Data records: Begin

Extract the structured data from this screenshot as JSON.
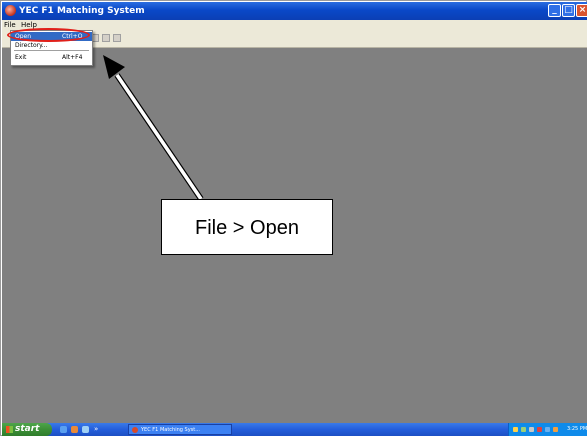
{
  "window": {
    "title": "YEC F1 Matching System",
    "controls": {
      "minimize": "_",
      "maximize": "□",
      "close": "×"
    }
  },
  "menubar": {
    "items": [
      "File",
      "Help"
    ]
  },
  "file_menu": {
    "items": [
      {
        "label": "Open",
        "shortcut": "Ctrl+O"
      },
      {
        "label": "Directory...",
        "shortcut": ""
      },
      {
        "label": "Exit",
        "shortcut": "Alt+F4"
      }
    ]
  },
  "annotation": {
    "callout_text": "File > Open",
    "accent_color": "#e0201a"
  },
  "taskbar": {
    "start_label": "start",
    "quicklaunch_more": "»",
    "task_item": "YEC F1 Matching Syst...",
    "clock": "3:25 PM"
  }
}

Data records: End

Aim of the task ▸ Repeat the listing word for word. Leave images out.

Task result ▸
Extract the structured data from this screenshot as JSON.
{
  "window": {
    "title": "YEC F1 Matching System",
    "controls": {
      "minimize": "_",
      "maximize": "□",
      "close": "×"
    }
  },
  "menubar": {
    "items": [
      "File",
      "Help"
    ]
  },
  "file_menu": {
    "items": [
      {
        "label": "Open",
        "shortcut": "Ctrl+O"
      },
      {
        "label": "Directory...",
        "shortcut": ""
      },
      {
        "label": "Exit",
        "shortcut": "Alt+F4"
      }
    ]
  },
  "annotation": {
    "callout_text": "File > Open",
    "accent_color": "#e0201a"
  },
  "taskbar": {
    "start_label": "start",
    "quicklaunch_more": "»",
    "task_item": "YEC F1 Matching Syst...",
    "clock": "3:25 PM"
  }
}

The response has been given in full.